Court name
Supreme Court of Turks and Caicos Islands
Case number
CL 94 of 2018

Kenrick Forbes v Attorney General of the Turks and Caicos Islands and The Director of Public Prosecutions (CL 94 of 2018) [2020] TCASC 19 (07 February 2020);

Media neutral citation
[2020] TCASC 19
Case summary:

The Applicant was charged on the 14th March 2018 with two counts of unlawful carnal knowledge and indecent assault of a 5 year old girl. During the course of the proceedings, the Defence raised a fitness to plea issue who requested a report from a Consultant Psychiatrist based in the Turks and Caicos Islands. The report found that the Applicant was fit to make a plea. Counsel for the Applicant thereafter made an application to the Court to retain a psychiatrist from Jamaica to do an evaluation on his client.
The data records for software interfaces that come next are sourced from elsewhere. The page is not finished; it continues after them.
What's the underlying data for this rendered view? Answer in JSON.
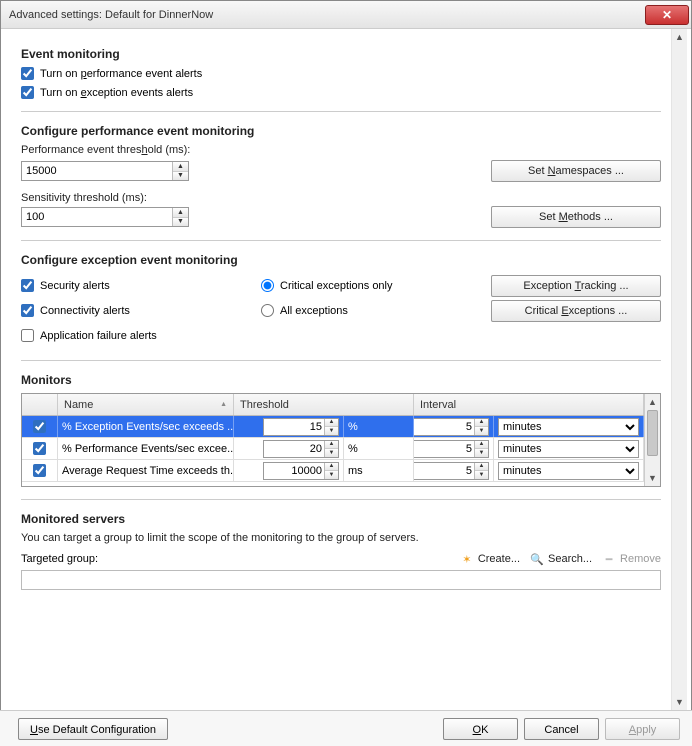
{
  "window": {
    "title": "Advanced settings: Default for DinnerNow",
    "close_icon": "✕"
  },
  "event_monitoring": {
    "heading": "Event monitoring",
    "perf_alerts_label": "Turn on performance event alerts",
    "perf_alerts_ak": "p",
    "exception_alerts_label": "Turn on exception events alerts",
    "exception_alerts_ak": "e",
    "perf_alerts_checked": true,
    "exception_alerts_checked": true
  },
  "perf_config": {
    "heading": "Configure performance event monitoring",
    "threshold_label": "Performance event threshold (ms):",
    "threshold_ak": "h",
    "threshold_value": "15000",
    "sensitivity_label": "Sensitivity threshold (ms):",
    "sensitivity_value": "100",
    "btn_namespaces": "Set Namespaces ...",
    "btn_namespaces_ak": "N",
    "btn_methods": "Set Methods ...",
    "btn_methods_ak": "M"
  },
  "exception_config": {
    "heading": "Configure exception event monitoring",
    "security_label": "Security alerts",
    "security_checked": true,
    "connectivity_label": "Connectivity alerts",
    "connectivity_checked": true,
    "appfail_label": "Application failure alerts",
    "appfail_checked": false,
    "radio_critical": "Critical exceptions only",
    "radio_all": "All exceptions",
    "radio_selected": "critical",
    "btn_tracking": "Exception Tracking ...",
    "btn_tracking_ak": "T",
    "btn_critical": "Critical Exceptions ...",
    "btn_critical_ak": "E"
  },
  "monitors": {
    "heading": "Monitors",
    "columns": {
      "name": "Name",
      "threshold": "Threshold",
      "interval": "Interval"
    },
    "rows": [
      {
        "checked": true,
        "selected": true,
        "name": "% Exception Events/sec exceeds ...",
        "threshold": "15",
        "threshold_unit": "%",
        "interval": "5",
        "interval_unit": "minutes"
      },
      {
        "checked": true,
        "selected": false,
        "name": "% Performance Events/sec excee...",
        "threshold": "20",
        "threshold_unit": "%",
        "interval": "5",
        "interval_unit": "minutes"
      },
      {
        "checked": true,
        "selected": false,
        "name": "Average Request Time exceeds th...",
        "threshold": "10000",
        "threshold_unit": "ms",
        "interval": "5",
        "interval_unit": "minutes"
      }
    ]
  },
  "monitored_servers": {
    "heading": "Monitored servers",
    "description": "You can target a group to limit the scope of the monitoring to the group of servers.",
    "targeted_label": "Targeted group:",
    "create_label": "Create...",
    "search_label": "Search...",
    "remove_label": "Remove"
  },
  "footer": {
    "use_default": "Use Default Configuration",
    "use_default_ak": "U",
    "ok": "OK",
    "ok_ak": "O",
    "cancel": "Cancel",
    "apply": "Apply",
    "apply_ak": "A"
  },
  "colors": {
    "selection": "#2f6fed"
  }
}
The learned Chief Justice acceded to the request of Counsel to engage the services of an independent Consultant Psychiatrist to be paid for by legal aid but ruled that the psychiatrist be based in the Turks and Caicos Islands.
Counsel for the Applicant thereafter filed a Constitutional Motion made by Originating Summons issued on 30 August 2018 by which the Applicant sought, inter alia, the following reliefs: (i) an Order for leave to be heard upon the application arising in the Constitutional Motion; (ii) a stay of further proceedings upon the Information against the Applicant in Regina v Kenrick Forbes pending hearing and final determination on this Constitutional Application; (iii) a Declaration under sections 6(1) and 21(1) of the Turks and Caicos Islands Constitution Order 2011 (“the Constitution”); (iv) a Declaration in respect of section 7(1) of the Constitution that “equal protection under the law” requires as a fundamental right, the provision of an independent psychiatrist to conduct an examination of the Plaintiff, in the circumstances of the charges which the Applicant faces before the Criminal Court; (v) a Declaration in respect of section 8(1) of the Constitution that the words contained therein, “All persons deprived of their liberty (in this section referred to as “prisoners”) have the right to be treated with humanity and with respect for the inherent dignity of the human person.” when read conjunctively with the words of section 11 of the Lunatics Ordinance, and section 6 of the Mental Health Ordinance 2016, require that persons of unsound mind and/or suffering from a mental disorder not be imprisoned at Her Majesty’s Prison as would a person of sound mind convicted and sentenced through ‘due process’ for the commission of a criminal offence; (vi) a Declaration that Legal Notice 61 of 2013, under the hand of the then Governor, Peter Beckingham, made the 19th day of December, 2013 in terms:-“Whereas it is provided in the definition of “secure place” under section 2 of the Lunatics Ordinance, that secure place means any place approved by the Governor for the detention of a lunatic” The designation of HM Prison as such a safe place contravenes and/or is in conflict with section 11 of the Lunatics Ordinance and/or section 8(1) of the Constitution; (vii) a Declaration that section 3 of the Constitution, which is in the same terms as Article 3 of the European Convention on Human Rights (“the Convention”) imposes a duty upon the Turks and Caicos Islands Government, including but not limited to Her Majesty’s Prison, to act in accordance with that provision, namely:- “Protection from inhuman treatment 3. No person shall be subjected to torture or to inhuman or degrading treatment or punishment.” and (viii) a Declaration that the imprisonment of mentally ill persons in Her Majesty’s Prison in the Turks and Caicos Islands without lawful cause, is cruel and inhuman treatment and in contravention of section 3 of the Turks and Caicos Islands Constitution Order 2011 and/or Article 3 of the European Convention on Human Rights.
This Originating Summons was supported by the affidavit of the Applicant’s father in which he sought to outline proof of the Applicant’s mental health problems and unnatural behaviour.

Headnote and holding:

Summons dismissed.

  1. An expert witness has an obligation to demonstrate a sense of independence and objectivity in her evaluation and was being impartial when she concluded that the Applicant is fit to plea (para 20-21); see Kenneally v De Puy International [2016] 1 IEHC 728 (dicta of Barton J, para 42, APPLIED).

  2. The Lunatics Ordinance has no application to these proceedings and in any event, that piece of legislation was repealed pursuant to section 68 of the Mental Health Ordinance 2016 (para 25).

  3. There is no evidence before the court that the Applicant is suffering from a mental illness. The court did not accept the evidence of the Applicant’s father to the effect that the Applicant suffers from mental illness from childhood as there was no medical evidence before the court to support that conclusion. Provided that the Psychiatrist’s recommendations are followed to the letter, the Applicant’s treatment while on remand is not inhuman or degrading (paras 28, 38); see Keenan v the United Kingdom Application No 27229/95, European Court of Human Rights (CONSIDERED); Holomiov v Moldova Application No 30649/2005, European Court of Human Rights (CONSIDERED).

Coram
Ventour, J